With Hayao Miyazaki supposedly stepping down from his role as a film director this year, the task lies upon director’s such as Mamoru Hosoda to fill such big shoes – especially with him being one of the few being heralded by some as the “Next Miyazaki”. While it is too early to tell just how big a mark he will leave at the end of his career, I am very excited to see what is in store next!
Also don’t forget to check out my review of the Wolf Children Ame and Yuki: Official Book, a fantastic Japanese guide to the film and the design process that went into it. While no localized release is planned for it yet, might be worthwhile hounding Udon Entertainment for it after their recent release of the Summer Wars Material Book.
A two-tier storyline which focuses not only on Hana's struggle at becoming a single-parent of two very unique children, but also the struggles faced by Yuki and Ame as they search for their identity and come to terms with their differences.

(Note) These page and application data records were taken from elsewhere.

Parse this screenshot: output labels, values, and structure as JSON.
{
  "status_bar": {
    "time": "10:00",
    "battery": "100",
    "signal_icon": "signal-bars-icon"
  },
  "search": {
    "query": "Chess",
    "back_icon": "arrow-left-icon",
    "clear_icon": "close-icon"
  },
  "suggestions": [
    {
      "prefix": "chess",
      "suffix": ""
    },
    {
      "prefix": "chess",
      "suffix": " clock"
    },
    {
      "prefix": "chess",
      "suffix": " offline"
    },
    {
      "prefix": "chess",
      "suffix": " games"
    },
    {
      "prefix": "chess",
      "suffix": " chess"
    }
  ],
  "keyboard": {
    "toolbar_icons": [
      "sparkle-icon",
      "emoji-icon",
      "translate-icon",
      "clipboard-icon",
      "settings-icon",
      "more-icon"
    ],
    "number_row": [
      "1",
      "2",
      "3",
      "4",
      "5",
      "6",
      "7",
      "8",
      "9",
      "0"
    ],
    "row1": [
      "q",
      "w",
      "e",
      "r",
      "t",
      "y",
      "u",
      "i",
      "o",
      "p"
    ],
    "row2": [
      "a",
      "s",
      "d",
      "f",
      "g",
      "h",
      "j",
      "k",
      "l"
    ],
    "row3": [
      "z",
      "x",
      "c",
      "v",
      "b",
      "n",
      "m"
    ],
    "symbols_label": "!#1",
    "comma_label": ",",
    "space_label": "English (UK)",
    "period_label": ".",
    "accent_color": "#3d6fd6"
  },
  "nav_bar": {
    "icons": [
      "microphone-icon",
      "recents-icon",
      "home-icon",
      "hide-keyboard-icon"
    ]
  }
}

Beautiful visual designs.
One of the sweetest theme songs I have heard from a film or series for that mater in ages.
A tonne of on-disc extras to enjoy once you finish watching the film.
The narration may have been better coming from Hana rather than Yuki.
Not the heartwarming film you may originally be led to believe it is.